'How Cells Send, Receive, and Process Information' by Marc McLaughlin
"Bacteria, archaea, algae, fungi, protozoans, animals, and plants consist of one or more cells. DNA controls how the cell reproduces and functions, and determines which traits are inherited from previous generations. In eukaryotes, the DNA is contained within a nucleus. Plants, animals, fungi, and many microorganisms are eukaryotes. Readers discover that in eukaryotic cells, a variety of organelles, including the nucleus, ribosomes, Golgi apparatus, and endoplasmic reticulum, work together to manufacture proteins, and with other organelles enable the cell to send, receive, and process information so that it can maintain a stable equilibrium."--from the Publisher.
'The New Astronomy Guide: Star Gazing in the Digital Age' by Patrick Moore

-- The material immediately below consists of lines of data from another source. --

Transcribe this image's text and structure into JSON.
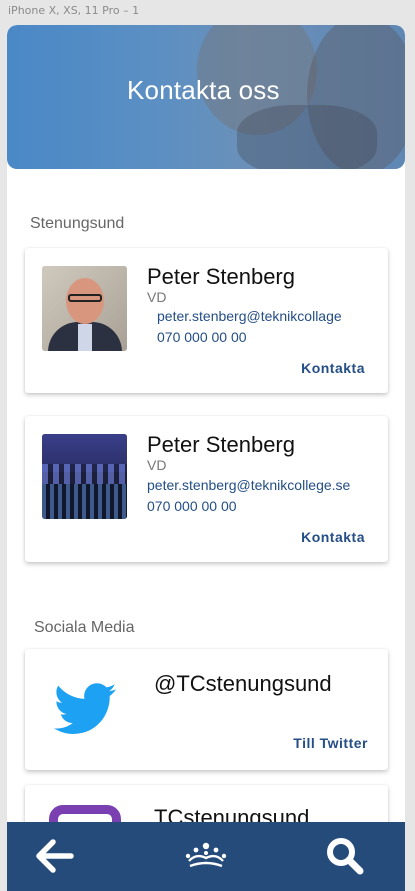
{
  "artboard": {
    "label": "iPhone X, XS, 11 Pro – 1"
  },
  "header": {
    "title": "Kontakta oss"
  },
  "sections": {
    "location": {
      "label": "Stenungsund"
    },
    "social": {
      "label": "Sociala Media"
    }
  },
  "contacts": [
    {
      "name": "Peter Stenberg",
      "role": "VD",
      "email": "peter.stenberg@teknikcollage",
      "phone": "070 000 00 00",
      "action": "Kontakta"
    },
    {
      "name": "Peter Stenberg",
      "role": "VD",
      "email": "peter.stenberg@teknikcollege.se",
      "phone": "070 000 00 00",
      "action": "Kontakta"
    }
  ],
  "social": [
    {
      "handle": "@TCstenungsund",
      "action": "Till Twitter",
      "icon": "twitter-icon"
    },
    {
      "handle": "TCstenungsund",
      "icon": "instagram-icon"
    }
  ],
  "nav": {
    "icons": [
      "arrow-left-icon",
      "crown-logo-icon",
      "search-icon"
    ]
  },
  "colors": {
    "primary": "#244b7a",
    "link": "#244e86",
    "twitter": "#1da1f2",
    "hero": "#4a88c6"
  }
}
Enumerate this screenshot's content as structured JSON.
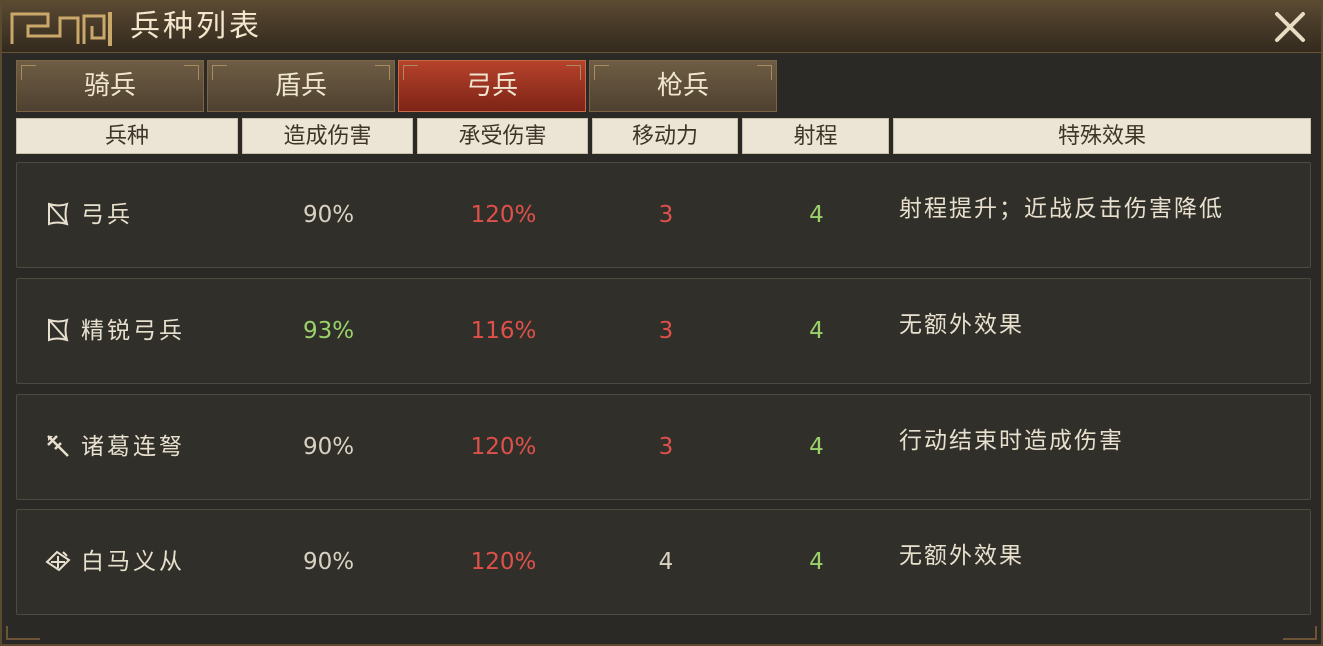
{
  "window": {
    "title": "兵种列表"
  },
  "tabs": [
    {
      "label": "骑兵",
      "active": false
    },
    {
      "label": "盾兵",
      "active": false
    },
    {
      "label": "弓兵",
      "active": true
    },
    {
      "label": "枪兵",
      "active": false
    }
  ],
  "columns": [
    "兵种",
    "造成伤害",
    "承受伤害",
    "移动力",
    "射程",
    "特殊效果"
  ],
  "colors": {
    "neutral": "#d9d2c2",
    "good": "#9ad26a",
    "bad": "#e0504a",
    "active_tab": "#b6422b"
  },
  "rows": [
    {
      "icon": "bow-icon",
      "name": "弓兵",
      "dmg_dealt": "90%",
      "dmg_taken": "120%",
      "move": "3",
      "range": "4",
      "effect": "射程提升；近战反击伤害降低",
      "dmg_dealt_color": "neutral",
      "dmg_taken_color": "bad",
      "move_color": "bad",
      "range_color": "good"
    },
    {
      "icon": "bow-icon",
      "name": "精锐弓兵",
      "dmg_dealt": "93%",
      "dmg_taken": "116%",
      "move": "3",
      "range": "4",
      "effect": "无额外效果",
      "dmg_dealt_color": "good",
      "dmg_taken_color": "bad",
      "move_color": "bad",
      "range_color": "good"
    },
    {
      "icon": "crossbow-icon",
      "name": "诸葛连弩",
      "dmg_dealt": "90%",
      "dmg_taken": "120%",
      "move": "3",
      "range": "4",
      "effect": "行动结束时造成伤害",
      "dmg_dealt_color": "neutral",
      "dmg_taken_color": "bad",
      "move_color": "bad",
      "range_color": "good"
    },
    {
      "icon": "horse-archer-icon",
      "name": "白马义从",
      "dmg_dealt": "90%",
      "dmg_taken": "120%",
      "move": "4",
      "range": "4",
      "effect": "无额外效果",
      "dmg_dealt_color": "neutral",
      "dmg_taken_color": "bad",
      "move_color": "neutral",
      "range_color": "good"
    }
  ]
}
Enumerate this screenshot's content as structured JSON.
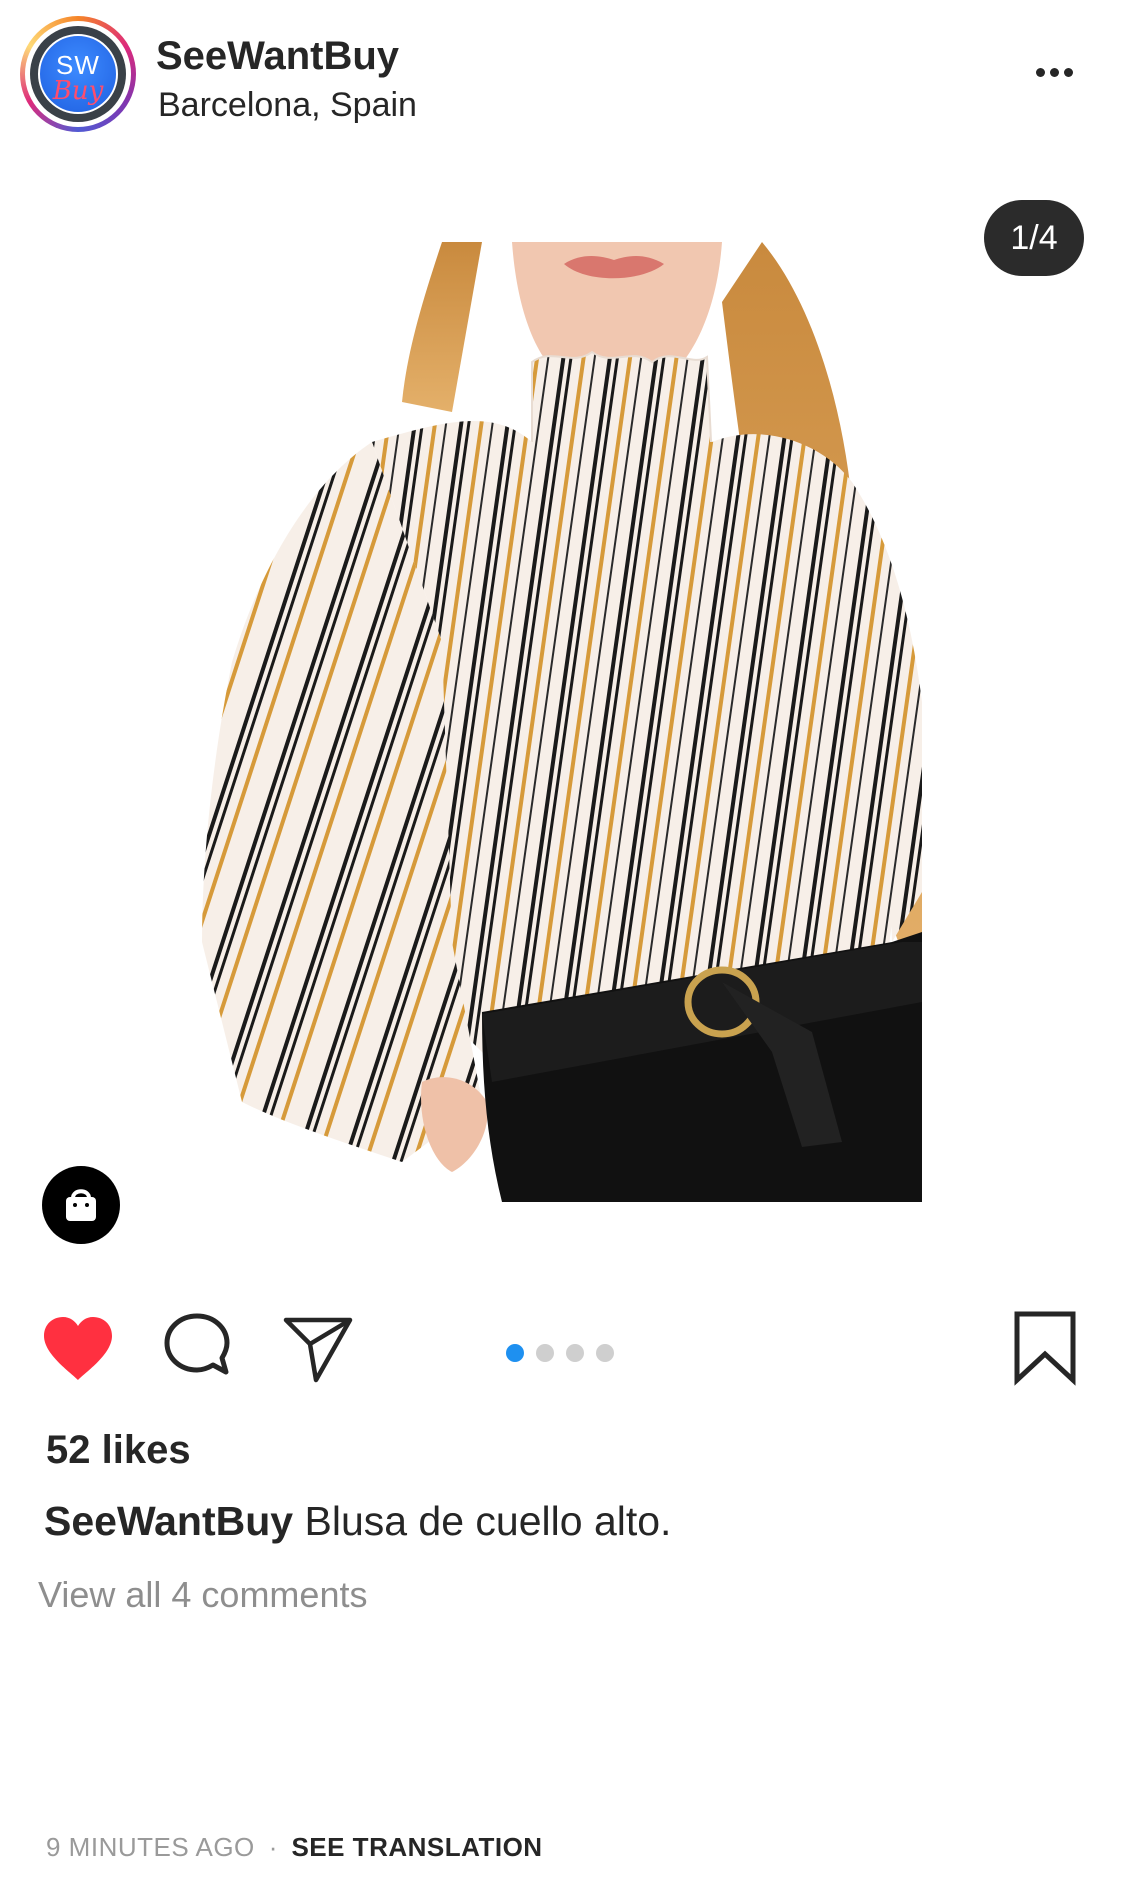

"Bring astronomy down from the mountaintops and into the backyard with this one-stop stargazing manual from Sir Patrick Moore and Pete Lawrence, stars of the BBC's The Sky at Night. These days, affordable telescopes, cameras, and software make it easy for anyone to explore the heavens--and capture breathtaking images. Here is all the information amateur astronomers need to proceed, including a month-by-month sky guide, a large wall poster of all the constellations visible from Earth, and a detailed map of the Moon compiled by Moore, who has advised NASA on lunar cartography."--from the Publisher.